Many voters are concerned about inflation and its impact. What could be done at the state or national level to address the root causes of inflation or mitigate its impact on the public?

I hate to say this but there are a limited number of things that we can do at the state level. On a national level, the federal government needs to stop printing money that pumps trillions of “fake” dollars into the economy for selected industries that are in line with their agenda. The federal government causes inflation because they deficit-spend and then print money to make up the difference. Every dollar printed while we are in a deficit, dilutes the value of every dollar already in circulation and drives inflation. The obvious long-term solution is to quit spending more money than they take in. We are supposed to have a FREE market economy with government involvement limited to keeping the playing field equal for everyone.

At the state level, I will work to combat rising costs however I can. I will fight for low taxes, especially on the broad-based taxes that affect us all. We can look at reforming gas, property, and other local taxes so that Nevadans can keep more of their paychecks. We can reduce regulations to keep the cost down of doing business. Eliminating or minimizing regulations on small businesses will drive economic growth and reduce costs for business owners, workers, and consumers. These are solutions that we, as state representatives can implement to mitigate increasing costs to your families.

What would be your top priorities in the Nevada state legislature?

My priorities are largely the same as when I was first elected –

  • - changing and improving our public education system while also allowing families to opt out of it.
  • - public safety and getting a handle on the crime rate that has continued to increase since the last legislative session.
  • - strengthening and diversifying our economy to allow for an atmosphere that brings new industries to the state and creates quality, high paying jobs for all Nevadans.
Who or what are the largest political special interests in Nevada, and which of these do you see as having a positive or negative influence?

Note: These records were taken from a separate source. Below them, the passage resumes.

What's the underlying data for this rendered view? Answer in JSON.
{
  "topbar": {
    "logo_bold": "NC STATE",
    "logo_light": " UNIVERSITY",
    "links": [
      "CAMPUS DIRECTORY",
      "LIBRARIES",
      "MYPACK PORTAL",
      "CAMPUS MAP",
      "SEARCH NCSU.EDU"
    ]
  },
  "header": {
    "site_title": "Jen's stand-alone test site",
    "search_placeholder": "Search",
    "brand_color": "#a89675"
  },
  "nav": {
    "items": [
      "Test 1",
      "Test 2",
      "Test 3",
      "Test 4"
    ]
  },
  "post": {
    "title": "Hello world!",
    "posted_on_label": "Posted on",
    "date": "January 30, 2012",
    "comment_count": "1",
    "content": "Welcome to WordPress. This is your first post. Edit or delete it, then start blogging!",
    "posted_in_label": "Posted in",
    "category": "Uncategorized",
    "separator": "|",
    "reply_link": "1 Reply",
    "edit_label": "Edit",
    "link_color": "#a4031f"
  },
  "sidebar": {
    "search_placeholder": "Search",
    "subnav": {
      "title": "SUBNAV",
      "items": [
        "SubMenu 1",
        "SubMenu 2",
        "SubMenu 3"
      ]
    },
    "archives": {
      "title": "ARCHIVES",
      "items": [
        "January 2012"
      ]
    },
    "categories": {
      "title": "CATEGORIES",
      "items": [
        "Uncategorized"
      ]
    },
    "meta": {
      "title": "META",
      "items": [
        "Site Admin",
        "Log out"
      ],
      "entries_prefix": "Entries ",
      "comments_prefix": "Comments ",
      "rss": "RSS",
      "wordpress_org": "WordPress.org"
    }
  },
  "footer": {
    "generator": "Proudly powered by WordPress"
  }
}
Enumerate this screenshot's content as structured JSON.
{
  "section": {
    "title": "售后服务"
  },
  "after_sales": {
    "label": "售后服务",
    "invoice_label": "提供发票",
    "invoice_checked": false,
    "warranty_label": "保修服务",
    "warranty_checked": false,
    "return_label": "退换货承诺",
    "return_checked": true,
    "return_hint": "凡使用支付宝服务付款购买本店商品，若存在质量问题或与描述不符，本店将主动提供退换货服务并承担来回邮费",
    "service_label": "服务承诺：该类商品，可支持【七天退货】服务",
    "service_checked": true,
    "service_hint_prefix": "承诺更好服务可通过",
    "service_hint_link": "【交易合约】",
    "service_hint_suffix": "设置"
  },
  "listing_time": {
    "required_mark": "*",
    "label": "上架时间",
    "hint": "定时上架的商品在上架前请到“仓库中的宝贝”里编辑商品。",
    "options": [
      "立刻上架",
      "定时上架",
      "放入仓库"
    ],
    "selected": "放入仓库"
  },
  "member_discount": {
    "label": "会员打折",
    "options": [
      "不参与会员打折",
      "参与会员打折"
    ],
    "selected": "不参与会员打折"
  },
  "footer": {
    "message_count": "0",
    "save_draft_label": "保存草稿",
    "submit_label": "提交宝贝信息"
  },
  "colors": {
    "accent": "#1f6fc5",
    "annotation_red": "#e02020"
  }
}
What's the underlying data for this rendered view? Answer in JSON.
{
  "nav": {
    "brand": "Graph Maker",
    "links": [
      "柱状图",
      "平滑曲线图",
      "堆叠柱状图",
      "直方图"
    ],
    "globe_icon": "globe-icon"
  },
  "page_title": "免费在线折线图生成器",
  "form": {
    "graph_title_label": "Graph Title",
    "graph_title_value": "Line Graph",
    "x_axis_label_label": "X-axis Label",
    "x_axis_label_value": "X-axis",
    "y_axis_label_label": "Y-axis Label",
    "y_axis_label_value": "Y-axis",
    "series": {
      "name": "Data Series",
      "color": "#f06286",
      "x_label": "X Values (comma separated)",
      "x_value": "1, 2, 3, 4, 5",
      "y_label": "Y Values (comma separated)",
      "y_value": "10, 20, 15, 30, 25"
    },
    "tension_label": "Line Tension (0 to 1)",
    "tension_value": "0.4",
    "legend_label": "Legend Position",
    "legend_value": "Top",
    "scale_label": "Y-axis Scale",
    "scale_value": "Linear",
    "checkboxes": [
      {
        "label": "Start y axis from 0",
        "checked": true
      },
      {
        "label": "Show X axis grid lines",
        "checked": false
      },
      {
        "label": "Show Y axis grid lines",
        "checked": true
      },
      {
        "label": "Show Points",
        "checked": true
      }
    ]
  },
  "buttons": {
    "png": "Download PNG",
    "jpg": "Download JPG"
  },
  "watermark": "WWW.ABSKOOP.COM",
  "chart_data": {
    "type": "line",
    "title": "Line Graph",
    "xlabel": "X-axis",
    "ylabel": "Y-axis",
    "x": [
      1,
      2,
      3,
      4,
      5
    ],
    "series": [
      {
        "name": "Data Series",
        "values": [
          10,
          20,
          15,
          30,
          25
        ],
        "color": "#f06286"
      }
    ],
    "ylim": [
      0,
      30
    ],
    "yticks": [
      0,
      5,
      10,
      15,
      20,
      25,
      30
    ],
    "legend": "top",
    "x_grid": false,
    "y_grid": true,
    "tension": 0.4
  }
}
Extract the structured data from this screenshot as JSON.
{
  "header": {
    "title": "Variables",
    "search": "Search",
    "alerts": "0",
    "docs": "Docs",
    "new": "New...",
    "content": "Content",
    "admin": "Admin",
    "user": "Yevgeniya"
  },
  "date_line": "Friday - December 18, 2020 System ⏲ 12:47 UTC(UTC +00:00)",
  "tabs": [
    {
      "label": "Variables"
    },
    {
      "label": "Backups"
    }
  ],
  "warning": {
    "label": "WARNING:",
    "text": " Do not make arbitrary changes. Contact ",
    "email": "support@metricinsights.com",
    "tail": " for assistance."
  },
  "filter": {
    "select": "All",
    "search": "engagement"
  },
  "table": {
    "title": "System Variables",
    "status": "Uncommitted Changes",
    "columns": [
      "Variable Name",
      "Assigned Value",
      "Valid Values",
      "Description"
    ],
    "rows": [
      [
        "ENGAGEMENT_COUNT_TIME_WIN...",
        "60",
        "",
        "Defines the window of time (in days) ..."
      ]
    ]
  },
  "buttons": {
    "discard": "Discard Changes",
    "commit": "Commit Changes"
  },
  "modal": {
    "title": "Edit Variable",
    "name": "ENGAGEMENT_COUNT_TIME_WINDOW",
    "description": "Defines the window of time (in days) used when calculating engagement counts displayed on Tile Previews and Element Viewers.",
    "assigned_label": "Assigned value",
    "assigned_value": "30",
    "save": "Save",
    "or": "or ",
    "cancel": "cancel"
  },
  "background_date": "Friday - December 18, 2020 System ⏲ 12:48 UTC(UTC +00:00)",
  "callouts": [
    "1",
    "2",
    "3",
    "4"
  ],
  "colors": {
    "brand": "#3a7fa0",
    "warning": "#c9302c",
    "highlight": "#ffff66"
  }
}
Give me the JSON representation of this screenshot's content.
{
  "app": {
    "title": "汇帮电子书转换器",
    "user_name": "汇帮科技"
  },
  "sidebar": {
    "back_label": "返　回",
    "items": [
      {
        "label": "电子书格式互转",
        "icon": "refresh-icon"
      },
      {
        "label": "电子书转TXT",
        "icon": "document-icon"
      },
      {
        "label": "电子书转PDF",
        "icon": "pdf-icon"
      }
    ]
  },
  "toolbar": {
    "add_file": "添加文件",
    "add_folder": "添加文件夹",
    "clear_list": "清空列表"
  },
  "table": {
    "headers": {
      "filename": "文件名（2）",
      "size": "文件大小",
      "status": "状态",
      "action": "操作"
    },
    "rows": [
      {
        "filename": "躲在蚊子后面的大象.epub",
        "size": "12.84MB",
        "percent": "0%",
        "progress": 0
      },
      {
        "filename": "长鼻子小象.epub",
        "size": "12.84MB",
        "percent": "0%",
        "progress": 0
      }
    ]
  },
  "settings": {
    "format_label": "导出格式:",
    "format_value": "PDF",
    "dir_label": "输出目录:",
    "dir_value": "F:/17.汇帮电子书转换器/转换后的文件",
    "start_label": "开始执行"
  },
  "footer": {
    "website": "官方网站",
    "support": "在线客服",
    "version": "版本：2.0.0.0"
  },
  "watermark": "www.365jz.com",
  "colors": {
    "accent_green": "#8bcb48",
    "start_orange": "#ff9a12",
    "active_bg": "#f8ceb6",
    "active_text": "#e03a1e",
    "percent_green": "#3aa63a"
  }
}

The largest special interest groups in Nevada are the various Unions and the Hospitality Industry. I think three of our most important industries in Nevada today are gaming, construction, and healthcare. All three are vitally important to the economic and practical functionality of our state.